The iOS version of Fortnite turned out to be a lot better than we expected, even before it was released to the public at large. It is also, according to analysis firm Sensor Tower, a massive financial success for Epic. The site said that the game needed just 90 days to pull in $100 million in revenues, making it one of the most successful mobile games to come along in years—and putting it far ahead of PUBG.

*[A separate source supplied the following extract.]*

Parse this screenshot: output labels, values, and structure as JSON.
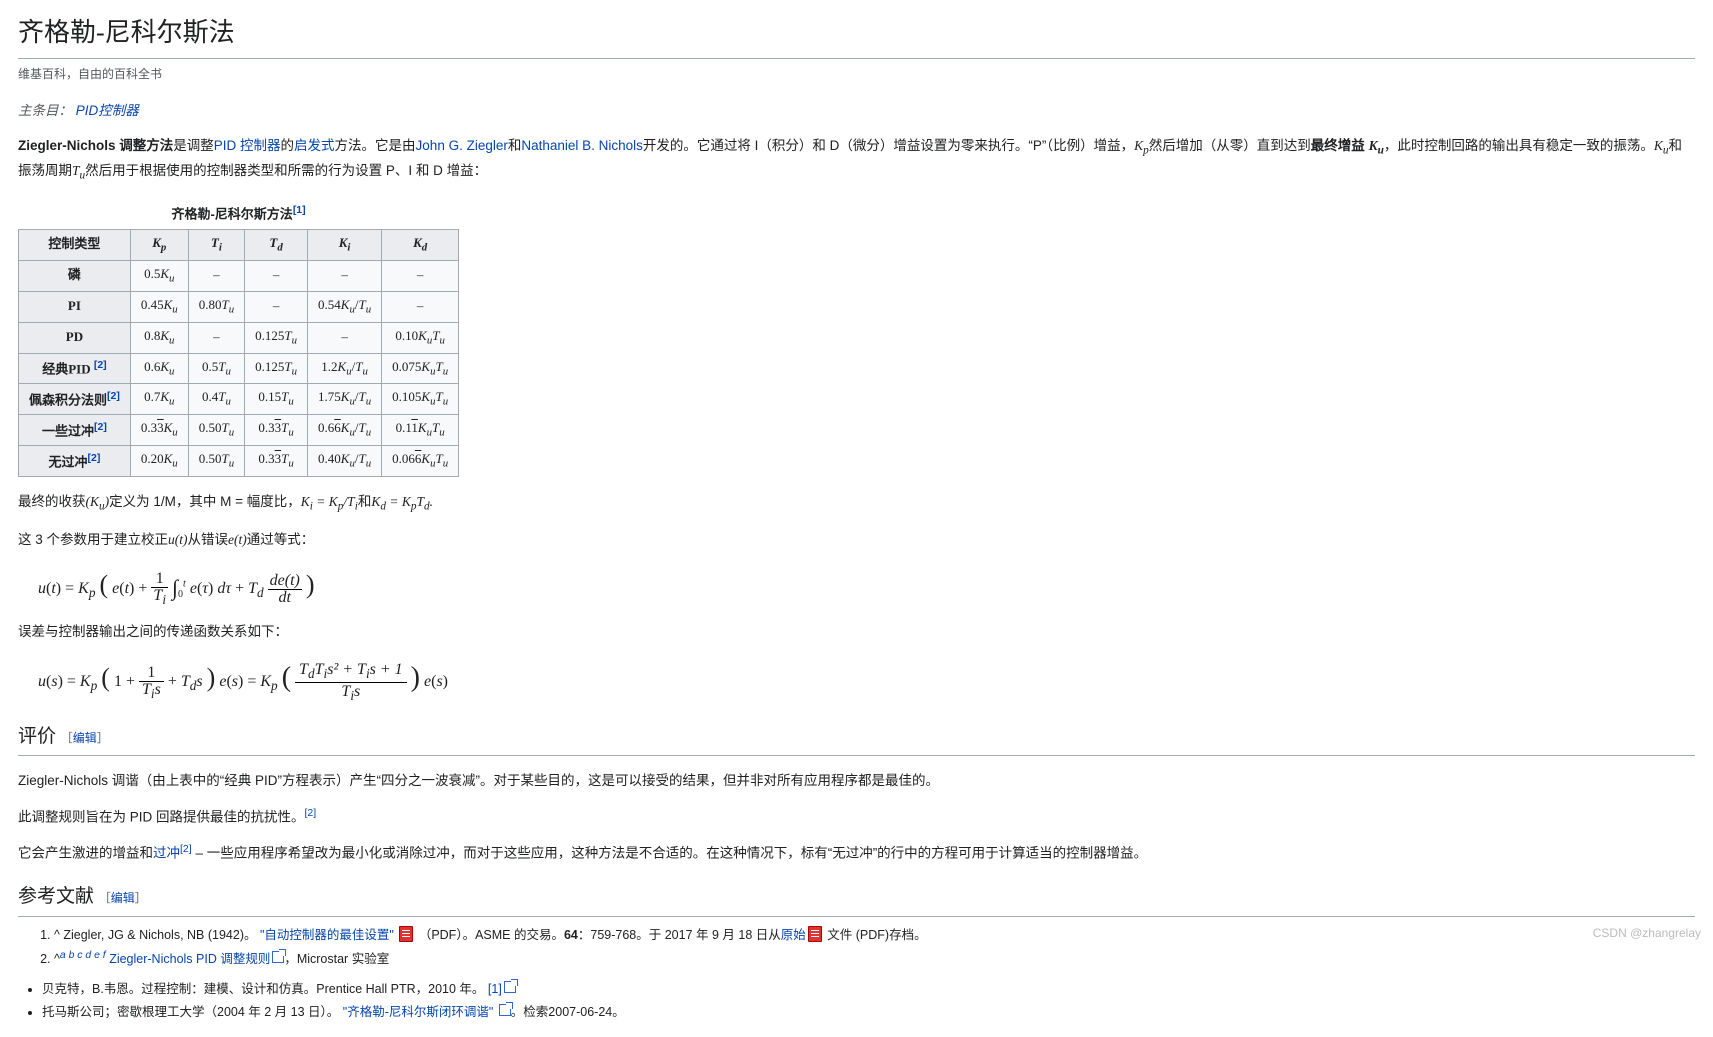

Fortnite lagged behind Clash Royale, which earned $1.2 billion in 2017, in the time it took to hit the $100 million mark, but achieved it much more quickly than other top-selling games. (Both figures exclude revenues from China.) A direct comparison to PUBG isn't available because it had only been monetizing for 60 days at the time of the report, but Sensor Tower estimated that it rang up a relatively paltry $5.2 million in revenues over that period. It also pointed out that for the first two weeks of that 90-day stretch, Fortnite was only available via invitation—basically, it was a closed beta, so incoming revenues would have been much lower than normal.
Epic's success in monetizing Fortnite across all platforms is attributed to a "winning revenue formula ... [of] selling limited-time (but non-random) cosmetic items in-game," plus seasonal Battle Pass sales: The site said Fortnite's revenues quadrupled when the fourth season started in May. And it shows no sign of slowing: "Even apart from Battle Pass sales, we see Fortnite growing its momentum on mobile, and there are no indications of it slowing there—or anywhere else—as it continues its reign as the world’s most popular game," Sensor Tower said.
What mostly makes this story relevant to us is how Epic's incredible success seems to have helped popularize the 'pass' concept: Rocket League is getting them, and so is PUBG. It is possible that after the great loot box backlash of 2016, limited-time cosmetics and seasonal passes will be the new big trend in monetization.
And despite its major mobile success, there's still plenty of room for Fortnite to grow. Sensor Tower reported earlier this month that it was only number five on the top-ten App Store revenue list for May (the first mobile game not developed in Asia to make the top five since May 2017), behind Honor of Kings, Westward Journey, Monster Strike, and Fate/Grand Order. It will no doubt make up some of that ground when Tencent brings it to China, but as we noted in this April report, there's no guarantee it will achieve a similar degree of success in that market.
With such massive successes on mobile platforms, don't expect the trend of popular PC games going mobile to slow down.